According to Marianne, this is also where the troubles with social media and narcissism can be found. Sites like Twitter, Facebook and Instagram are, according to her, like their “mother ship” – a place where they can receive admiration “without having to return it”. Being greedy, controlling, and vain, can all also be other traits to help you uncover a narcissist, and someone who is emotionally cold, never takes responsibility, is unpredictable, and takes advantage of others, are also key signs.
The narcissist test
Destruction: Free Yourself from the Narcissist offers a personality test that will distinguish whether you – or someone you know – has narcissistic qualities. You can buy a copy here.
Narcissism in relationships
Narcissists can be tricky to deal with at the best of times – especially if they’re the person you’re currently in a relationship with. Marianne reveals how being alone is a “challenge” for narcissists, which she says, “can lead to a strain in your relationship when a narcissist partner may seek out your company even when you need down time.”
Cheating is also something narcissists are well-known for. According to Destruction: Free Yourself from the Narcissist, they are “wired” to be unfaithful, due in part to their inability to negotiate boundaries and their constant need for attention.
So if you’re involved with a narcissist, what can you do?
Marianne suggests that no matter what, you shouldn’t hesitate to to break things off. She says, “Don’t be afraid to walk away from a relationship this is destructive to your self-esteem. Remind yourself that you are moving forward, away from this self-hurting tendency, and towards a better, brighter future”.
She also recommends that you don’t expect an apology moving forward, but instead surround yourself with happy, positive people who can help you to rebuild.
But what if you’re still trying to manage someone else, such as a friend or a relative, with narcissism? First, Marianne suggests acknowledging your own narcissist tendencies, before tackling the toxic person in your life. It can be tricky, to recognise selfish or manipulative parts of yourself – but it seem that it’s all part of the process.
Dealing with a narcissist
And going forward, it’s key to protect yourself from the damaging traits a narcissist exhibits. The book says, “The key is to limit the frequency, duration and intensity of the abuse you face and feel.” In other words, keep your distance to protect yourself”.
And as hard as it may be, part of dealing with a narcissist also involves understanding that many of their feelings come from deep insecurities.

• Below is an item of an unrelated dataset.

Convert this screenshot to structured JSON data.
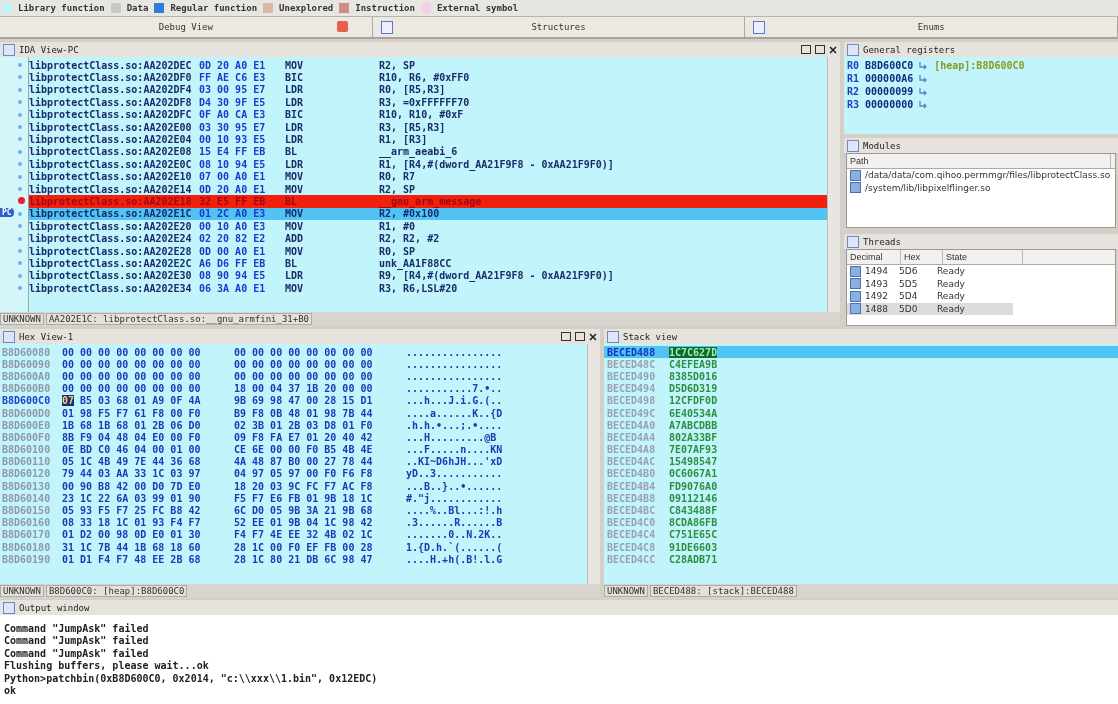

Whenever they try to belittle or manipulate you, try and keep this in mind. Try and detach yourself from the feelings the narcissist evokes in you. Marianne advises, “Sometimes it helps to think of this person as being two years old on the inside.”
She also advises setting boundaries, and learning how to say no. In a series of steps, Marianne writes, “Clearly state your refusal and communicate your intentions. Acknowledge the other person’s needs or wishes. People like to know they have been understood. State the reason for your refusal. Be as clear as possible. Cultivate reciprocal relationships.”
Another intriguing technique is what Marianne Vicelich calles ‘The Mirror Technique’. Essentially, what it means is to mirror the narcissists behaviour back to them. She says, “This technique forces the narcissist to see their behaviour up close and personal as the toxic behaviour is reflected back at them This means if they yell, yell back. Most of the time they will be shocked at your behaviour and wonder why you are acting to horribly towards them.”
While it might be tricky, and may involve a fierce battle of wills – dealing with a narcissist is possible, and in the end, can help you come out the other side stronger than before.